Allen visited him days before he died. Allen said she thanked him for being a good pastor and a good friend, and told him that God was waiting to reward him for his ministry.
El Paso role helped seminarians
In the summer of 1999, he was tapped to inaugurate an immersion program for seminarians at the Texas-Mexico border by then vocations director, Bishop David P. Talley. Msgr. Giusta served as pastor of Santa Lucia Church, El Paso, Texas, where Atlanta seminarians were based during the summer. The experience gave the future priests immersion in the Spanish language and a taste of the melting pot of Mexican and Texas culture to prepare to serve an ethnically diverse Catholic community in the Atlanta Archdiocese. Within a dozen years, the Catholic community in the archdiocese grew exponentially, fueled largely by Spanish-speakers from Mexico, Central and Latin America.
Bishop Talley said his friendship with Msgr. Giusta was “a wonderful gift of God.” He leaned on the Italian native when he studied in Rome in the 1990s and even visited his family. The bishop said he approached Msgr. Giusta for the unique Texas project because the priest loved cultures, reinforced with a master’s degree from Syracuse University in cultural anthropology.
The project appealed to Msgr. Giusta because he wanted to expand the understanding of future Atlanta priests of what the church would look like and of the culture of the people on the margins they would serve, said Bishop Talley.
“He heard the call of Jesus to go into the hinterlands,” said the bishop.
Father Paul Williams spent two years on the project, with Msgr. Giusta. He said the experience was a springboard to his ministry at one of the largest bilingual parishes in the archdiocese, St. Joseph Church, Dalton.
“Msgr. Giusta was a delightful man, a beautiful priest, and will be greatly missed,” he said.
Father Williams said Msgr. Giusta served as a role model for current and future priests with his affection for Mexico, the Mexican people and their culture. In an extension of his work in the Southwest, Msgr. Giusta was named an assistant vocations director to assist possible seminarian candidates coming from Mexico to the Atlanta Archdiocese.
“He understood them and loved them. When he recruited potential seminarians from Mexico, he would go not only to their seminaries but to their family home, to get to know them,” Father Williams said.
Msgr. Giusta was given the honor of being named a monsignor in 2001 and continued to serve in El Paso until July 2002 when he was called back to Georgia to become pastor of Sacred Heart Church, Atlanta, and then St. John Neumann Church, Lilburn.
Serving patients at Emory
His next place of ministry was serving as the first full-time Catholic chaplain at Emory Healthcare Services, which he took on when he found, after a few months of retirement, that he was anxious to get back into ministry. He took on pastoral care at the medical facilities operated by the Emory Healthcare System, including Emory University and Emory University Midtown hospitals and Wesley Woods Geriatric Center. Although a priest for decades, he knew he could learn more. He brushed up on hospital ministry with courses at the Candler School of Theology at Emory.
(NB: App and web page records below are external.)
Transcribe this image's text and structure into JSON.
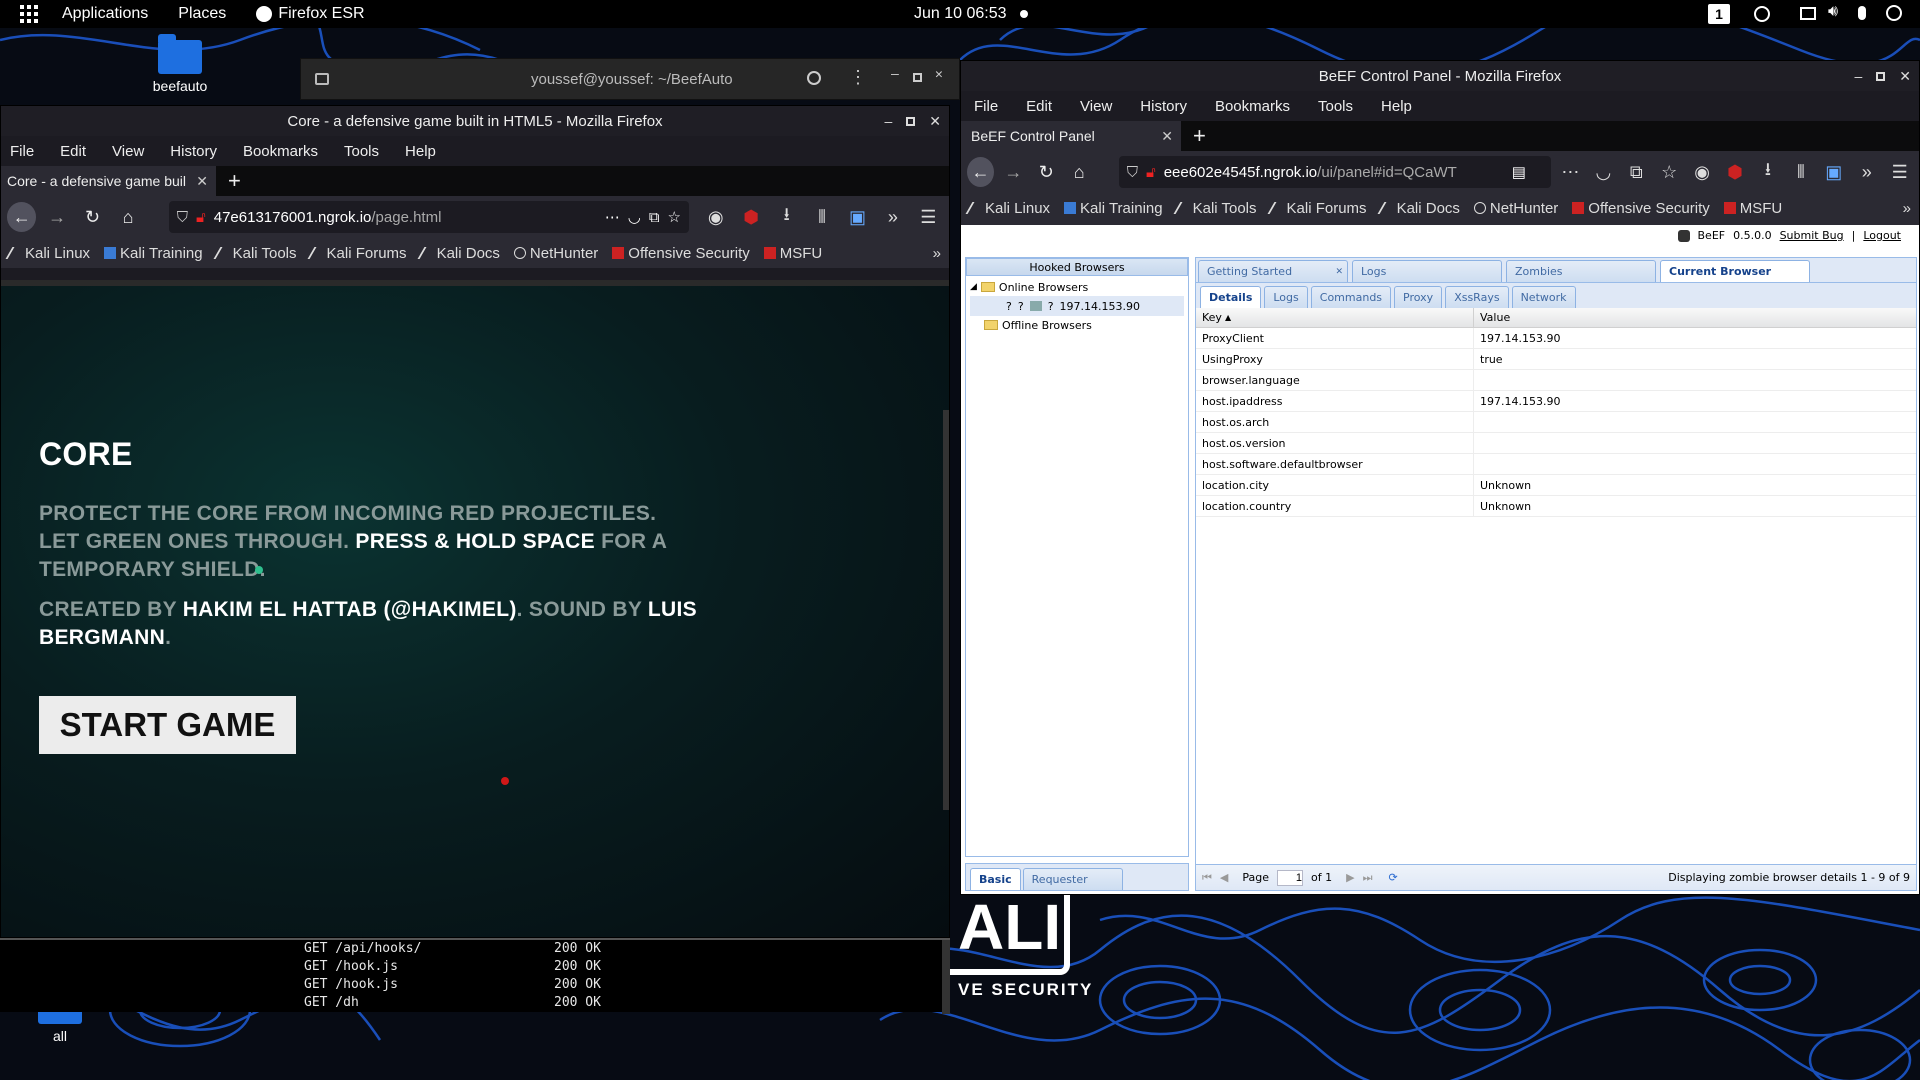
{
  "topbar": {
    "applications": "Applications",
    "places": "Places",
    "firefox_app": "Firefox ESR",
    "datetime": "Jun 10  06:53",
    "workspace": "1"
  },
  "desktop": {
    "icon_beefauto": "beefauto",
    "icon_all": "all",
    "kali_logo_text": "ALI",
    "kali_tagline": "VE SECURITY"
  },
  "terminal": {
    "title": "youssef@youssef: ~/BeefAuto",
    "lines": [
      {
        "request": "GET /api/hooks/",
        "status": "200 OK"
      },
      {
        "request": "GET /hook.js",
        "status": "200 OK"
      },
      {
        "request": "GET /hook.js",
        "status": "200 OK"
      },
      {
        "request": "GET /dh",
        "status": "200 OK"
      }
    ]
  },
  "left_firefox": {
    "title": "Core - a defensive game built in HTML5 - Mozilla Firefox",
    "menu": [
      "File",
      "Edit",
      "View",
      "History",
      "Bookmarks",
      "Tools",
      "Help"
    ],
    "tab_label": "Core - a defensive game buil",
    "url_host": "47e613176001.ngrok.io",
    "url_path": "/page.html",
    "bookmarks": [
      "Kali Linux",
      "Kali Training",
      "Kali Tools",
      "Kali Forums",
      "Kali Docs",
      "NetHunter",
      "Offensive Security",
      "MSFU"
    ],
    "game": {
      "heading": "CORE",
      "line1": "PROTECT THE CORE FROM INCOMING RED PROJECTILES.",
      "line2_a": "LET GREEN ONES THROUGH.",
      "line2_b": "PRESS & HOLD SPACE",
      "line2_c": "FOR A",
      "line3": "TEMPORARY SHIELD.",
      "credit_a": "CREATED BY",
      "credit_b": "HAKIM EL HATTAB (@HAKIMEL)",
      "credit_c": ". SOUND BY",
      "credit_d": "LUIS BERGMANN",
      "credit_e": ".",
      "start_button": "START GAME"
    }
  },
  "right_firefox": {
    "title": "BeEF Control Panel - Mozilla Firefox",
    "menu": [
      "File",
      "Edit",
      "View",
      "History",
      "Bookmarks",
      "Tools",
      "Help"
    ],
    "tab_label": "BeEF Control Panel",
    "url_host": "eee602e4545f.ngrok.io",
    "url_path": "/ui/panel#id=QCaWT",
    "bookmarks": [
      "Kali Linux",
      "Kali Training",
      "Kali Tools",
      "Kali Forums",
      "Kali Docs",
      "NetHunter",
      "Offensive Security",
      "MSFU"
    ],
    "beef": {
      "version_label": "BeEF",
      "version": "0.5.0.0",
      "submit_bug": "Submit  Bug",
      "logout": "Logout",
      "sep": "|",
      "hooked_header": "Hooked Browsers",
      "online": "Online Browsers",
      "online_ip": "197.14.153.90",
      "offline": "Offline Browsers",
      "main_tabs": [
        "Getting Started",
        "Logs",
        "Zombies",
        "Current Browser"
      ],
      "sub_tabs": [
        "Details",
        "Logs",
        "Commands",
        "Proxy",
        "XssRays",
        "Network"
      ],
      "col_key": "Key",
      "col_value": "Value",
      "rows": [
        {
          "key": "ProxyClient",
          "value": "197.14.153.90"
        },
        {
          "key": "UsingProxy",
          "value": "true"
        },
        {
          "key": "browser.language",
          "value": ""
        },
        {
          "key": "host.ipaddress",
          "value": "197.14.153.90"
        },
        {
          "key": "host.os.arch",
          "value": ""
        },
        {
          "key": "host.os.version",
          "value": ""
        },
        {
          "key": "host.software.defaultbrowser",
          "value": ""
        },
        {
          "key": "location.city",
          "value": "Unknown"
        },
        {
          "key": "location.country",
          "value": "Unknown"
        }
      ],
      "bottom_tabs": [
        "Basic",
        "Requester"
      ],
      "page_label": "Page",
      "page_value": "1",
      "page_of": "of 1",
      "status": "Displaying zombie browser details 1 - 9 of 9"
    }
  }
}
In a 2008 interview about this ministry, he said he learned at times the patient could be the teacher to inspire faith. He said, “First of all, you pray fast. More than anything else, I listen.”
For nine years, Robin Brown-Haithco worked with Msgr. Giusta caring for the spiritual needs of patients.
“Father Frank was a priest who was available at all times, literally. Father Frank would want to hold the (emergency) pager. He’d respond to those calls” in the early morning hours to spend time with patients and families, said Brown-Haithco, the director of spiritual help and staff support.
She said hospital staff could see how his focus was on the “care for others” in a very down-to-earth manner. And he wanted the best for staff, too, she said. “He was always willing to challenge us to live our vocational call.”
He is survived by two brothers, both living in Italy.